How can you keep your Korean skills up to speed when you’re out of class? The following books, websites, and blogs will provide you with the resources you need to pick up the learning pace even without a teacher. The entries are roughly organized from beginner to advanced for ease of reference.
Korean Language Books
1. Lonely Planet Korean Phrasebook
Not as useful for learning Korean, perhaps, as for using it, this book will get you in, around, and out of more situations than you can imagine.
3. 2000 Essential Korean Words for Beginners published by Darakwon
Once you’ve got this book, you can stop making those darn vocabulary lists.
4. Pimsleur Korean
The Pimsleur approach to language learning is speaking confidence through recorded dialogues. Warning: no text, just tapes.
5. Speaking Korean by Francis Park
Park’s textbook is a standard in Korean language departments across the US.
6. Sogang Korean by the Korean Language Education Center at Sogang University
This task-based textbook series is a popular and pragmatic guide to communicating in Korean.
7. Ganada Korean for Foreigners published by Ganada Korean Language Institute
This series will take you from the basics to a very advanced level of Korean, and the audio files are great for sticking on your mp3 player.
8. Korean Grammar for International Learners published by Yonsei University)
Enough terms, theory, and example sentences for the grammar mavens, but written in a readable tone with clear explanations for the rest of us.
9. Using Korean: A Guide to Contemporary Usage by Miho Choo
Released just last year, this has been touted as the definitive work for intermediate students looking to take their Korean to the next level.
10. Learn Hanja the Fun Way by Lee Yeong-hee
This entertaining, accessible book is the perfect way for intermediate students of Korean to get a taste of Hanja, the Korean characters that help so much with vocabulary building.

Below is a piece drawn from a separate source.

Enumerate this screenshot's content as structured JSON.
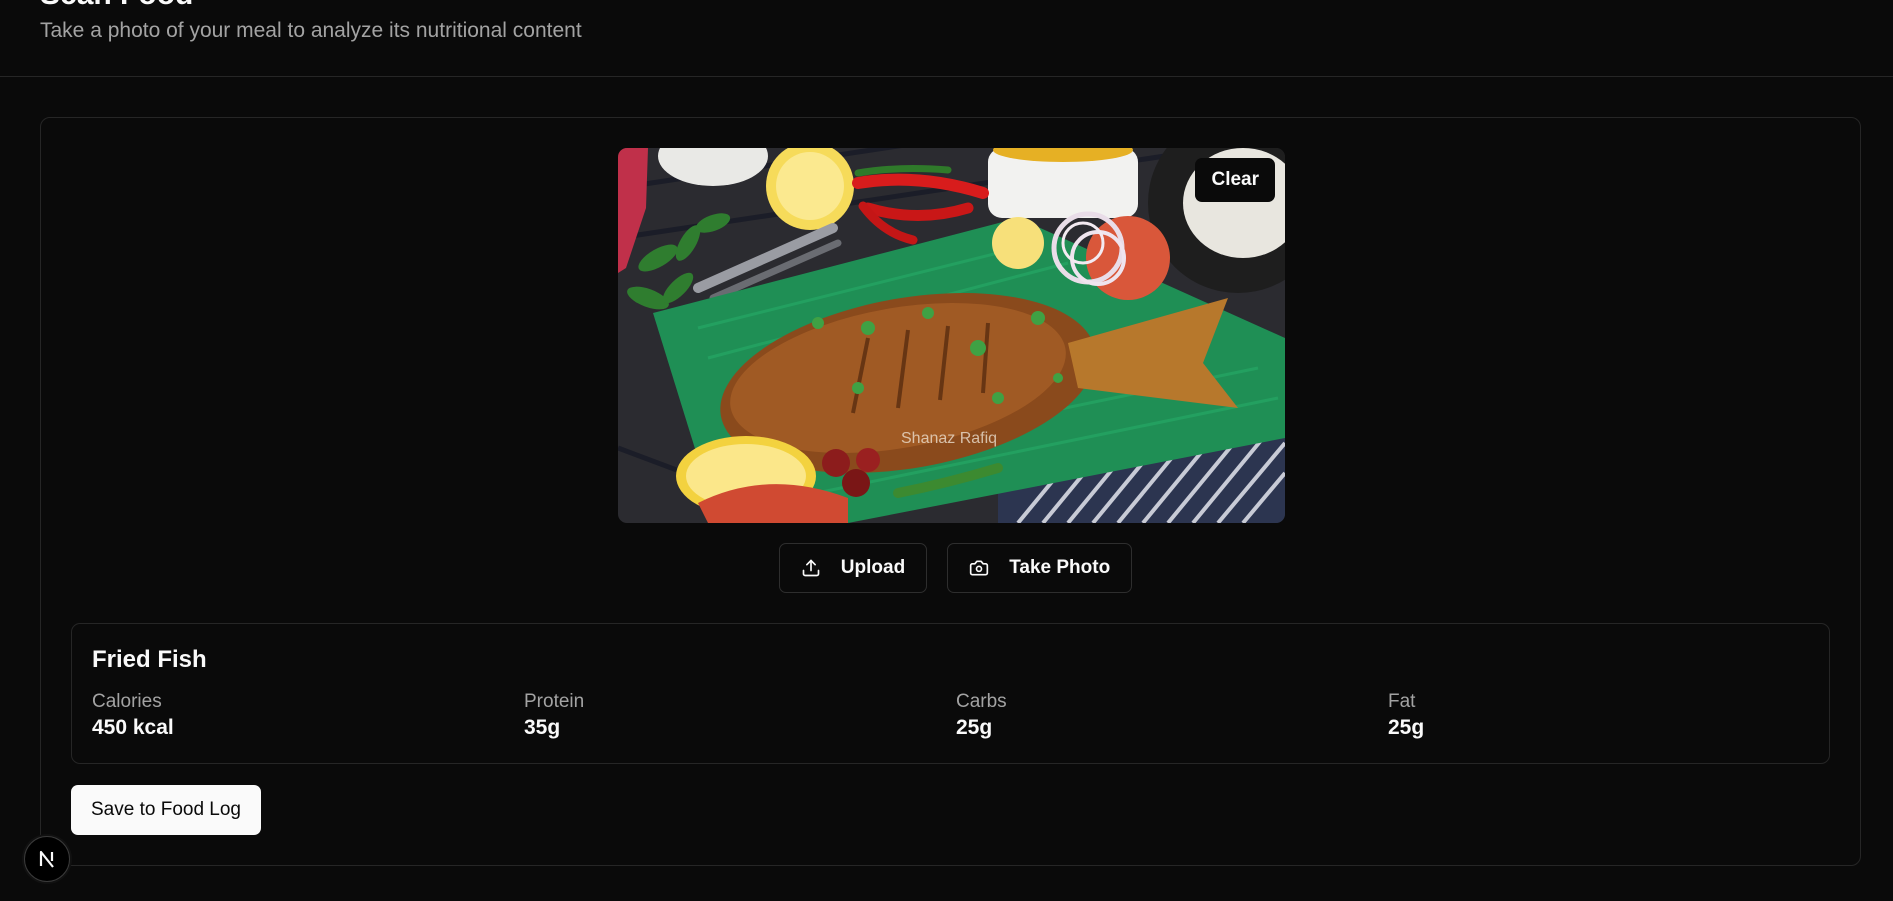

Korean Language Websites
1. Let’s Learn Korean
This site includes beginner lessons as well as “Korean Language Adventure,” a series of great intermediate video lessons about various tourist sites in and around Seoul.
2. Online Sogang Korean Program
These fun interactive lessons make up an all-in-one program that starts with the Korean alphabet and advances to an intermediate level.
English to Korean, Korean to English, and Korean to Korean, Naver has the best free dictionaries on the net.
4. My Language Exchange
Find a language exchange partner to help you practice your Korean via emails and voice and text chatting.
5. TOPIC: Test of Proficiency in Korean
Information (mostly in Korean) on how to prepare for and take this test, for advanced students of Korean who want objective proof of their language skills.
6. Korean for Kids
Korean children’s songs and stories are actually great vocabulary builders for adults, too, and this site has plenty.
Use this site to get pop up translations of the words on Korean websites.